With each new advisory issued by the National Hurricane Center about the course and intensity of Hurricane IRMA, we all become exponentially more awe striken at the powerful display of Mother Nature, and wonder how much more intense can this storm grow?
The latest data I have seen shows that as of 1515 EST IRMA was packing sustained winds of 294 kph (184 mph) with even higher gusts, and its then current central pressure had already dropped to 926 mb. This is by far the stronger hurricane active in the open Atlantic since records have been kept. New record may still be set in coming days as the hurricane encounters even warmer surface waters.We can only wait and see what happens.
Visible light and infrared imagery focusing on water vapor in the atmosphere show an impressive image of IRMA as it approached the northern Winward Islands, and the Virgin Islands and Puerto Rico beyond. In these images we can also see the ‘chase’ tropical wave following behind IRMA , which is already displaying some cyclonic characteristics.
Awesome as this display of power is, it is even more worrying because of the vast potential for causing damage that this hurricane has as it gets closer to various land masses along its path including our Florida peninsula, which remains within the ‘cone of uncertainty’ of the predicted track of IRMA in coming days.
IRMA may be the ‘big one’ we have speculated about for the past 25 years, or it may not. Only time will tell and we will find out soon enough. Now is the time to take the potential impact from IRMA’s wind and water extremely seriously and take all precautions necessary to protect life and property. May God protect us all.

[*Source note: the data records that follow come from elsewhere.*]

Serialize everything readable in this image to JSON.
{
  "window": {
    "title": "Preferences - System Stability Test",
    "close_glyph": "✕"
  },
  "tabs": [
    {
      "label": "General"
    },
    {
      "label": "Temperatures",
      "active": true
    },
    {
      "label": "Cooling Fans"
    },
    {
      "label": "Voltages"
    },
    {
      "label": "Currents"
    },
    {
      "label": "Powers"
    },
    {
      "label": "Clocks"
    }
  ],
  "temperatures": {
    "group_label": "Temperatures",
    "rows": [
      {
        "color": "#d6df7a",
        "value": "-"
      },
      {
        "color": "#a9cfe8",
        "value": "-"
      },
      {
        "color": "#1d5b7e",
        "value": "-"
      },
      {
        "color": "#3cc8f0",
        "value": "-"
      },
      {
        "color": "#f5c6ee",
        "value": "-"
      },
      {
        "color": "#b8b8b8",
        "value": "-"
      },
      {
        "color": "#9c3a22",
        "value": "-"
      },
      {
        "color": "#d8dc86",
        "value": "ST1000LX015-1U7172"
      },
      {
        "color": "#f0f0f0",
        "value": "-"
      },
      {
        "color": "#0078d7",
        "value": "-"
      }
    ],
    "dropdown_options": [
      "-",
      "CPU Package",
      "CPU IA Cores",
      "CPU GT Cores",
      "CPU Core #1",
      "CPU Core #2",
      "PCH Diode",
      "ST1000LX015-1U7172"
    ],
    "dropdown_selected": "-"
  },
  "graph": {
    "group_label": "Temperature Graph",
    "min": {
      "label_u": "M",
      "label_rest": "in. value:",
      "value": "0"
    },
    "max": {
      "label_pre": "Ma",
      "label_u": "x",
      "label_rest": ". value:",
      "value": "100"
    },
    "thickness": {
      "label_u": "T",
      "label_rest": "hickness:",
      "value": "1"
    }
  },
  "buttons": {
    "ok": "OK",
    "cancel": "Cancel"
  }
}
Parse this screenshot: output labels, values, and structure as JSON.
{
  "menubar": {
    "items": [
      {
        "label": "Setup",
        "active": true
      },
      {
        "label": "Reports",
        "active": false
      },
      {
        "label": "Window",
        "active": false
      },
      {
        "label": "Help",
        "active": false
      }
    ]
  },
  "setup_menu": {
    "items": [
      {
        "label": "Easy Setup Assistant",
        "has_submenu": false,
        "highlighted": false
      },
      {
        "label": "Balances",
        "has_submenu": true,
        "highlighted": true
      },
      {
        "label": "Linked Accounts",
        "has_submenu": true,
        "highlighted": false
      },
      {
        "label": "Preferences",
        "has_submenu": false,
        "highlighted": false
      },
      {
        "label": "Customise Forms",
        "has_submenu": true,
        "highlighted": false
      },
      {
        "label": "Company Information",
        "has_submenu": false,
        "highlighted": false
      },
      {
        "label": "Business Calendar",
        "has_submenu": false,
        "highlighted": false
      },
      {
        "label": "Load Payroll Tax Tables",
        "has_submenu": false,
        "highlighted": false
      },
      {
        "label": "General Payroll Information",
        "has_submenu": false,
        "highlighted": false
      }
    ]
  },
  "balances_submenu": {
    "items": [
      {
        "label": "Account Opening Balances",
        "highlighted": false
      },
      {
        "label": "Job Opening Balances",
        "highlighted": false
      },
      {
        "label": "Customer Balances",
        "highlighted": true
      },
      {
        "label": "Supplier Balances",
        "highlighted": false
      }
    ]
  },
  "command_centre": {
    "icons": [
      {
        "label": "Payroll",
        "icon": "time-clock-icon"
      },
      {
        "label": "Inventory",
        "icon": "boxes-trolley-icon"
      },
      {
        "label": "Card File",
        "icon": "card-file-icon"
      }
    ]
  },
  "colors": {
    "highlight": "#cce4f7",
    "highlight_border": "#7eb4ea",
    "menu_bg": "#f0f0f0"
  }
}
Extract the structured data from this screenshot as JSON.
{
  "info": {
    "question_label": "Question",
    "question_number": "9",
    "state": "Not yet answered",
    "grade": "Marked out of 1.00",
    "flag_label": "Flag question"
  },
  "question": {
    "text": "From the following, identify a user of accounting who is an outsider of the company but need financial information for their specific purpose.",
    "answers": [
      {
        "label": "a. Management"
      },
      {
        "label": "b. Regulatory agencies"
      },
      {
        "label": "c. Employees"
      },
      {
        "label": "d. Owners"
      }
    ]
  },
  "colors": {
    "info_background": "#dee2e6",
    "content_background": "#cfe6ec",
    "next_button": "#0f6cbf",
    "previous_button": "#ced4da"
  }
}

A bit more than two weeks ago one more tropical wave emerged from equatorial Africa over the waters of the eastern Atlantic, south of the Cape Verde Islands. By August 18th if was morphing into a tropical storm over the eastern Caribbean aiming for the area of Belize and the Yucatan Peninsula of Mexico, Eventually it made landfall and traversed the Yucatan to then emerge over the Bay of Campeche in the southwestern Gulf of Mexico where it reorganized, gained strength and became Hurricane HARVEY!

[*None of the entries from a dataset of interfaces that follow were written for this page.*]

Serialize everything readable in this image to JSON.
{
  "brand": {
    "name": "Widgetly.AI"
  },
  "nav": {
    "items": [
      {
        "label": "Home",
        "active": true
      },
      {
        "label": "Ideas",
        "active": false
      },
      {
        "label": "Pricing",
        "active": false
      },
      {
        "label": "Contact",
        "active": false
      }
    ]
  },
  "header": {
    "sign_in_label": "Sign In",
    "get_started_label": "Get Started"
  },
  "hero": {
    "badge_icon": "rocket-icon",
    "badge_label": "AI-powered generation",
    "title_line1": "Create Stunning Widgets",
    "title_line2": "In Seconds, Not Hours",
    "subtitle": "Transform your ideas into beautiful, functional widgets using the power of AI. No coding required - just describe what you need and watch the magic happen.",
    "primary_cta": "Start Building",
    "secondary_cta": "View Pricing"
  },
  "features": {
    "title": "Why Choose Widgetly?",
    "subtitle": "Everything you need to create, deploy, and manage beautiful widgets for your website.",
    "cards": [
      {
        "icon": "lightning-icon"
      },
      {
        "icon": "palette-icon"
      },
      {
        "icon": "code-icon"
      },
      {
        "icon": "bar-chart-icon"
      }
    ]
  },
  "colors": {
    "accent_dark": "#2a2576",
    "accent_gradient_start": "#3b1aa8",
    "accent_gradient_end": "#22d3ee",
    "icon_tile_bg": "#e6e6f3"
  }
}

While we were commemorating the 25th anniversary of Cat 5 Hurricane ANDREW (1992), and remembering all the devastation and lessons learned, HARVEY continued to strengthen as it approached the Texas coastline and a vast region of very warm surface waters in the northern Gulf. We all know what happened next, Harvey intensified rapidly near the coast reaching category 4 strength as it made its second landfall. We all know the rest of the story, in fact we are all watching the story develop as Harvey is pouring a veritable deluge, one for the record books, over a vast region of Texas.
Keeping an eye of Harvey should not detract us from also looking at the rest of the Atlantic basin, which is quite agitated on this Sunday 27 August 2017. The tropical wave that was in the eastern Gulf near Florida, has caused abundant rain over central and southern Florida while traversing the state and emerging over the Atlantic where it is now off the coast of Georgia and South Carolina, getting organized and looking poised for possible cyclonic development.
Beyond this potential new threat of cyclonic impact to our coastline, we see yet another tropical wave over the eastern Gulf, and a few more from the neighborhood of Puerto Rico to the eastern Atlantic near the Cape Verde Islands. In fact that still far away tropical wave off the African coast is already showing some cyclonic tendencies that warrant close monitoring in coming days.
So, the entire Atlantic basin appears agitated and populated by ‘seeds’ for potential cyclogenesis in coming days, just as we approach what historically has been the peak of the annual Atlantic hurricane season. Food for thought. All interest in the Caribbean, Gulf, Florida and the Atlantic seaboard of the U.S. must remain alert. Be prepared. MITIGATE!